Welcome to PAV Chartbook: market charts, data, research, and insights pulled from various sources around the Internet by a solo retail investor.
1. EIA errors. Remember that chart yesterday about fewer drivers on the road now than during the height of the lockdowns? Take it with a grain of salt as the Energy Information Administration is not very accurate in their estimates. Here’s a good short thread explaining why.
2. WTI Crude. US oil prices have fallen below $90 a barrel for the first time since Russia invaded Ukraine in February
3. Mortgages.

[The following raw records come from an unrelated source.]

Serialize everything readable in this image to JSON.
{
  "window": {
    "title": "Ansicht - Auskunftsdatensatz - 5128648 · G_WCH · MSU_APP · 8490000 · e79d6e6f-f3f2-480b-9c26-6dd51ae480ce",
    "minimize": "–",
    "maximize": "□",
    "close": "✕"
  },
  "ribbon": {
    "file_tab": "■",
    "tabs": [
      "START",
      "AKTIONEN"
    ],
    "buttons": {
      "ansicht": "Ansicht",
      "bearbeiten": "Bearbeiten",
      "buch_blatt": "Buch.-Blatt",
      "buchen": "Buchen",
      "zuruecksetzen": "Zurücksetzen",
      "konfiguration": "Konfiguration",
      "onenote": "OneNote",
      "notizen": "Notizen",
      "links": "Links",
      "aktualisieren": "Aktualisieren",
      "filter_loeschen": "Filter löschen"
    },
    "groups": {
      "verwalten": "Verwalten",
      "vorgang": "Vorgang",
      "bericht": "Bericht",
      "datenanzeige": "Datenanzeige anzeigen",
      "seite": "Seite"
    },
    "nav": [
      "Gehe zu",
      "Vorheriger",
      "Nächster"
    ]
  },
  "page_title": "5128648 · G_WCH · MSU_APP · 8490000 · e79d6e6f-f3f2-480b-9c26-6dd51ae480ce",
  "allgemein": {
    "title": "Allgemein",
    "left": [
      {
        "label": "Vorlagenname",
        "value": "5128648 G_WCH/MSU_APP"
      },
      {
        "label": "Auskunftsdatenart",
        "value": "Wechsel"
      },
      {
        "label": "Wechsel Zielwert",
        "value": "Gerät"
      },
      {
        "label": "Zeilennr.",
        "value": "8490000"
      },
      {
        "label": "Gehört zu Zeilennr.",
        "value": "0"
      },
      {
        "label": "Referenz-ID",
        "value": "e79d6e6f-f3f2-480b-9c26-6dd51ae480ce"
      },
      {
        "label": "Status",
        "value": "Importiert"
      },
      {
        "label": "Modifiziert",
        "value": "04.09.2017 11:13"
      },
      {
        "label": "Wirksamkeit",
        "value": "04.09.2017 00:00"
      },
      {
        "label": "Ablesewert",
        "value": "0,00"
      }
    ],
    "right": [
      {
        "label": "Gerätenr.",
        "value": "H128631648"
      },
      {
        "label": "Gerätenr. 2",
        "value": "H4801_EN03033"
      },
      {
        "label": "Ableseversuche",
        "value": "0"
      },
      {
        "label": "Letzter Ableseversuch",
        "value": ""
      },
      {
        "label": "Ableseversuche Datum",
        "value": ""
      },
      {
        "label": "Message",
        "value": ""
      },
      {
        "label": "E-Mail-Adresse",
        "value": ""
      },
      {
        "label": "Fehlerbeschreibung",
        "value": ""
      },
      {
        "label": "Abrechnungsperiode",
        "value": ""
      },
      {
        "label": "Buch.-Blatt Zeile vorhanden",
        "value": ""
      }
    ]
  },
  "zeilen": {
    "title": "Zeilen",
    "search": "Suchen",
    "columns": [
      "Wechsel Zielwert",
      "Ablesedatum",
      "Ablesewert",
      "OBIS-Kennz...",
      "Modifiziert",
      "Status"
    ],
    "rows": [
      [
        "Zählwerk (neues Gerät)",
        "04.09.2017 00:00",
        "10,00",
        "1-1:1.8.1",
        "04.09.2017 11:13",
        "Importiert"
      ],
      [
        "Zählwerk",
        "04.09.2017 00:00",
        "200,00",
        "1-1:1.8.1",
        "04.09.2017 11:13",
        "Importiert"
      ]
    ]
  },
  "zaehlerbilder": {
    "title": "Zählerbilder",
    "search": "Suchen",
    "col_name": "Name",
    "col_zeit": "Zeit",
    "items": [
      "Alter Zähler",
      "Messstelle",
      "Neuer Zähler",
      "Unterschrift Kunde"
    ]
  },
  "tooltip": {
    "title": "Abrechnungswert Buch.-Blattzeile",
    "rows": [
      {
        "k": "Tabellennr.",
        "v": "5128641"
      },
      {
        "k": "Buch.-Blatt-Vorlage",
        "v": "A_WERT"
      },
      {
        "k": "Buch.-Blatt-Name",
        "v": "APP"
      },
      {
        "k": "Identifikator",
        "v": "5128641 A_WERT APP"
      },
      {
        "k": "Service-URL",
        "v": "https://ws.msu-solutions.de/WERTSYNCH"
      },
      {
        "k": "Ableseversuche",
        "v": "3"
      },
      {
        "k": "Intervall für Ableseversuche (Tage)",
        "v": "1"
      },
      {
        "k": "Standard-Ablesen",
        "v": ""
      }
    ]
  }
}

Rates for 30-year fixed mortgages have fallen below 5% after their sharpest 2-week decline since 2008.
4. Snarls subside. The NY Fed’s Global Supply Chain Pressure Index fell in July to its lowest level since February 2021.
5. Delivery times. An important gauge for the supply chain is delivery times. These components have fallen in both the ISM Manufacturing and Servicing Indexes.
6. More supply chain relief. Available shipping capacity is nearing pre-pandemic levels.
7. This should bring down costs. Shippers see prices continuing to fall.
8. Inflation surprise ahead? Citi’s Inflation Surprise Index has curled up.
9. Pain. The Misery Index (self-explanatory) is at recessionary levels.
10. Balance of Trade. The US trade deficit narrowed to a 6-month low in June with exports up 1.7% and imports down 0.3%
11. Labor market. Initial jobless claims continues its steady march upward. The 4-week average is now 50% higher than its low.
12. Yield curve. The 2- and 10-year and deeply inverted. The curve is at its widest inversion since September 2000.
13. Hedge funds (I). Hedge funds are on track for “one of their worst years going back three decades”.
14. Hedge funds (II). They very under-positioned to US equtities.
15. Hedge funds (III). And net leverage is very low.
16. Checking in on the dumb money. Can you guess what happens when Dumb Money Confidence, “an aggregate of indicators that follow ‘dumb money’ trades in the opening minutes of a session”, gets too high?
17. Retail chasing. “Signs that retail is chasing this rally as well. Apparently in the first hour of the day call volume outpaced put volume by levels we had not seen since the retail craze during the day.”
18. “New bull market”. It’s data cherry-picking, but here’s the S&P overlaid with the number of stories mentioning a “new bull market”.
19. Insider action. Corporate insiders are selling shares at 2.3x the rate they are buying. That’s the highest since the selloff began in January
20. Forward P/E vs. Forward EPS. The rally off the mid-June lows has been fueled by forward P/E and not by forward earnings, which have been declining.
21. Energy sector divergence. The forward P/Es for the energy sector have dropped 25% while forward EPS have jumped 78%.
22. 2022 MVP. Energy is carrying the S&P 500 this year. Removing this sector from the equation and earnings outlook drops from 9.3% to 3.1%.
23. Global P/Es. Yesterday we looked at P/E for world stocks. Here’s a breakdown for the US, Japan, China, and Europe including their 25-year ranges and averages.
24. Large M&A is doing just fine. There were 23 worldwide M&A deals worth $10 billion or more in the first half of 2022. The combined deals had a total value of $560.59 billion.
25. ARKK vs Dotcom Nasdaq. The analogy is still holding up pretty well.
26. A (virtual) housing bubble. And finally, when they say that real estate is a good hedge against inflation—they don’t mean virtual real estate. The average price of virtual land in the metaverse has been plummeting.